With last week’s $25 million investment into Percolate, content marketing’s moment in the sun has finally arrived. The Percolate deal is the third significant SaaS funding of b2b content plays in just a few months, aggregating, curating, creating and distributing content objects and the people who make them. Along with big funding for Contently, NewsCred, and the Content Marketing Institute, it’s part of a wave elevating networked marketing to the sophistication and volume of adtech, already eclipsing social marketing, the last fad to sweep through digital. With the Percolate deal, it’s becoming clearer than ever that there’s a whole new content infrastructure coming together—a content stack so tightly erected we’ll soon need DSPs just to handle the breadth and complexity of the available solutions for creating native advertising (or whatever you want to call these new ad units).
For anyone who’s watched the decades-long transformation of brand publishing in other countries (especially the UK where it has triumphed for years), this latest twist is very welcome. Brand publishing is customer publishing, not “custom publishing”—not a brand monologue, but a dialogue or conversation supposedly replacing the infinite replicability of advertising (whether that’s pages in a magazine or tv ads) with something more valuable: the creative and authentic use of brand associations to embed consumers in a brand experience. Done right, brand publishing tickles consumers, grows brands, creates more value. Back in the print era, this was tough to prove. (See this article written about my experience with Samsung in Contently’s Content Strategist.) But in the brave new big data world of digital/social measurement where every last signal and echo can be measured and optimized, marketers know what they’re getting down to the bit, if not yet entirely down to every conversion.
If you’re a brand, and you move your investment from display to native, this is really good news, especially if you take control of creation and distribution yourself (Red Bull territory). On the other hand, if you’re a publisher, this may be game over: brands have less and less reason to share brand experiences with publishers. For one thing, most publishers aren’t equipped to bridge the church/state gap that keeps their editorial separate from advertising, and when they do—I’m looking at you, Forbes’ Brand Voice—pundits yelp that they’ve cheapened the brand.
What’s left is the stack of content marketing creation tools like Percolate and NewsCred, and to a lesser extent content inventory tools such as Outbrain, Taboola, Livefyre, Disqus that auction off the remnant pixel space on pages publishers might once have reserved for display. These are all amazing tools, and when managed and/or hoisted onto demand generation platforms (say from Contently or Zemanta), can bring gigantic, value both to publishers and brands. It just makes much sense: Display is tanking, and social (as we used to say at Dachis Group) is engagement@scale. Native formats create real value, better correlated to real-time, and are agnostic of platform, with more utility in owned channels and greater amplification in earned media channels. What’s not to like? The smart minds are working through the complexities of native programmatic, and I have no doubt it’s going to scale, spewing more new companies and a bunch of cash before the inevitable culling.

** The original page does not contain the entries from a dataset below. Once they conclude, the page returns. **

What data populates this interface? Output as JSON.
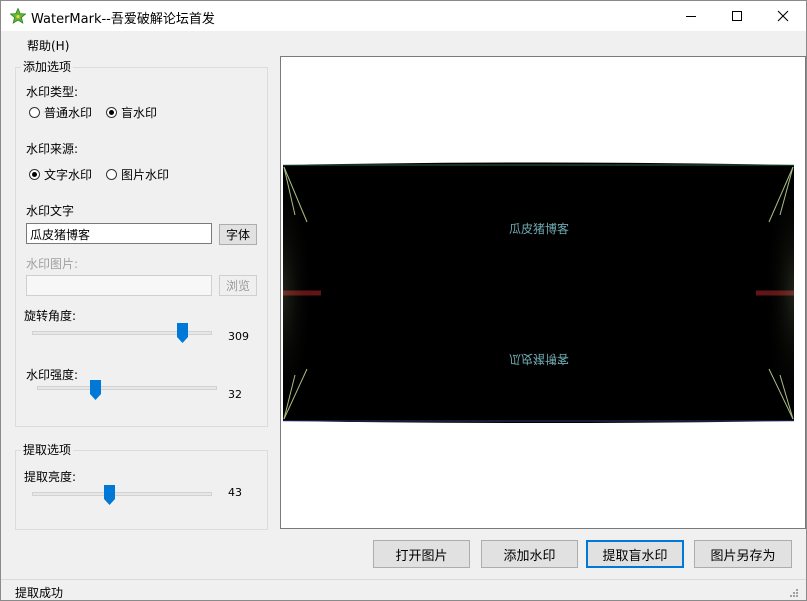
{
  "window": {
    "title": "WaterMark--吾爱破解论坛首发",
    "app_icon": "app-star-icon"
  },
  "menu": {
    "help": "帮助(H)"
  },
  "add_options": {
    "legend": "添加选项",
    "type_label": "水印类型:",
    "type_options": [
      {
        "label": "普通水印",
        "selected": false
      },
      {
        "label": "盲水印",
        "selected": true
      }
    ],
    "source_label": "水印来源:",
    "source_options": [
      {
        "label": "文字水印",
        "selected": true
      },
      {
        "label": "图片水印",
        "selected": false
      }
    ],
    "text_label": "水印文字",
    "text_value": "瓜皮猪博客",
    "font_button": "字体",
    "image_label": "水印图片:",
    "image_value": "",
    "browse_button": "浏览",
    "rotation_label": "旋转角度:",
    "rotation_value": "309",
    "rotation_range": [
      0,
      360
    ],
    "strength_label": "水印强度:",
    "strength_value": "32",
    "strength_range": [
      0,
      100
    ]
  },
  "extract_options": {
    "legend": "提取选项",
    "brightness_label": "提取亮度:",
    "brightness_value": "43",
    "brightness_range": [
      0,
      100
    ]
  },
  "preview": {
    "watermark_text": "瓜皮猪博客",
    "mirrored_text": "瓜皮猪博客"
  },
  "buttons": {
    "open": "打开图片",
    "add": "添加水印",
    "extract": "提取盲水印",
    "save_as": "图片另存为"
  },
  "status": {
    "text": "提取成功"
  },
  "colors": {
    "accent": "#0078d7",
    "watermark_text": "#6fa9b0"
  }
}
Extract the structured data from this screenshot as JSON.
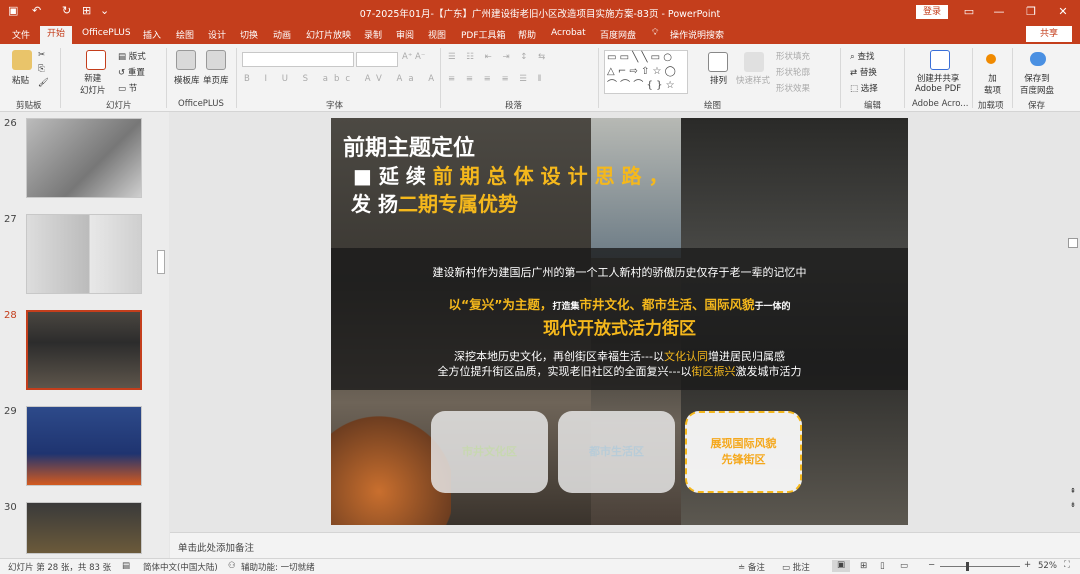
{
  "titlebar": {
    "doc_title": "07-2025年01月-【广东】广州建设街老旧小区改造项目实施方案-83页 - PowerPoint",
    "login": "登录"
  },
  "menu": {
    "file": "文件",
    "tabs": [
      "开始",
      "OfficePLUS",
      "插入",
      "绘图",
      "设计",
      "切换",
      "动画",
      "幻灯片放映",
      "录制",
      "审阅",
      "视图",
      "PDF工具箱",
      "帮助",
      "Acrobat",
      "百度网盘"
    ],
    "search": "操作说明搜索",
    "share": "共享"
  },
  "ribbon": {
    "clipboard": {
      "paste": "粘贴",
      "label": "剪贴板"
    },
    "slides": {
      "new_slide": "新建\n幻灯片",
      "layout": "版式",
      "reset": "重置",
      "section": "节",
      "label": "幻灯片"
    },
    "officeplus": {
      "template": "模板库",
      "single": "单页库",
      "label": "OfficePLUS"
    },
    "font": {
      "label": "字体"
    },
    "paragraph": {
      "label": "段落"
    },
    "drawing": {
      "arrange": "排列",
      "quick_styles": "快速样式",
      "shape_fill": "形状填充",
      "shape_outline": "形状轮廓",
      "shape_effect": "形状效果",
      "label": "绘图"
    },
    "editing": {
      "find": "查找",
      "replace": "替换",
      "select": "选择",
      "label": "编辑"
    },
    "adobe": {
      "create": "创建并共享\nAdobe PDF",
      "label": "Adobe Acro..."
    },
    "addin": {
      "add": "加\n载项",
      "label": "加载项"
    },
    "save": {
      "save_baidu": "保存到\n百度网盘",
      "label": "保存"
    }
  },
  "thumbnails": [
    {
      "num": "26"
    },
    {
      "num": "27"
    },
    {
      "num": "28"
    },
    {
      "num": "29"
    },
    {
      "num": "30"
    }
  ],
  "slide": {
    "heading": "前期主题定位",
    "line1_white": "■ 延 续 ",
    "line1_yellow": "前 期 总 体 设 计 思 路 ，",
    "line2_white": "发 扬",
    "line2_yellow": "二期专属优势",
    "intro": "建设新村作为建国后广州的第一个工人新村的骄傲历史仅存于老一辈的记忆中",
    "theme_prefix": "以“复兴”为主题，",
    "theme_mid": "打造集",
    "theme_highlight": "市井文化、都市生活、国际风貌",
    "theme_suffix": "于一体的",
    "theme_title": "现代开放式活力街区",
    "desc1_a": "深挖本地历史文化，再创街区幸福生活---以",
    "desc1_hl": "文化认同",
    "desc1_b": "增进居民归属感",
    "desc2_a": "全方位提升街区品质，实现老旧社区的全面复兴---以",
    "desc2_hl": "街区振兴",
    "desc2_b": "激发城市活力",
    "card1": "市井文化区",
    "card2": "都市生活区",
    "card3_line1": "展现国际风貌",
    "card3_line2": "先锋街区"
  },
  "notes_placeholder": "单击此处添加备注",
  "status": {
    "slide_info": "幻灯片 第 28 张，共 83 张",
    "language": "简体中文(中国大陆)",
    "accessibility": "辅助功能: 一切就绪",
    "notes": "备注",
    "comments": "批注",
    "zoom": "52%"
  },
  "colors": {
    "accent": "#c43e1c",
    "highlight": "#f5b81c"
  }
}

So why I am already feeling the anticipatory grief of that culling, just like there’s been in ad tech and social? It’s not that the space is already overcrowded. Yes, there’s already a Lumascape for native, but there’s still plenty of room for earnest competitors and the inevitable slew of trailing me-toos and anklebiters. What makes me sad, I guess is the greater realization that native is so quickly becoming the problem it was intended to resolve. Instead of providing authentic, high value brand experiences—a way to break out of the clutter—it’s just becoming another kind of clutter embedded in a different agency cohort and with different price points. We have met the enemy and he is us.
So what’s a CMO to do?
In my next post, I’ll dive into the area where I see the opportunity to drive the content marketing explosion into brand experience. For now, just one statement seems to sum up the essence of my thinking: the future of content marketing isn’t better widgets or better supply chains for those widgets (although all that will help). Whether you’re a content brand or a marketer, the key to the future will be design thinking: recognizing how the customer journey shapes the touchpoints and distribution channels of innovative content creation. Design innovation of bits to channels is where we’re about to go.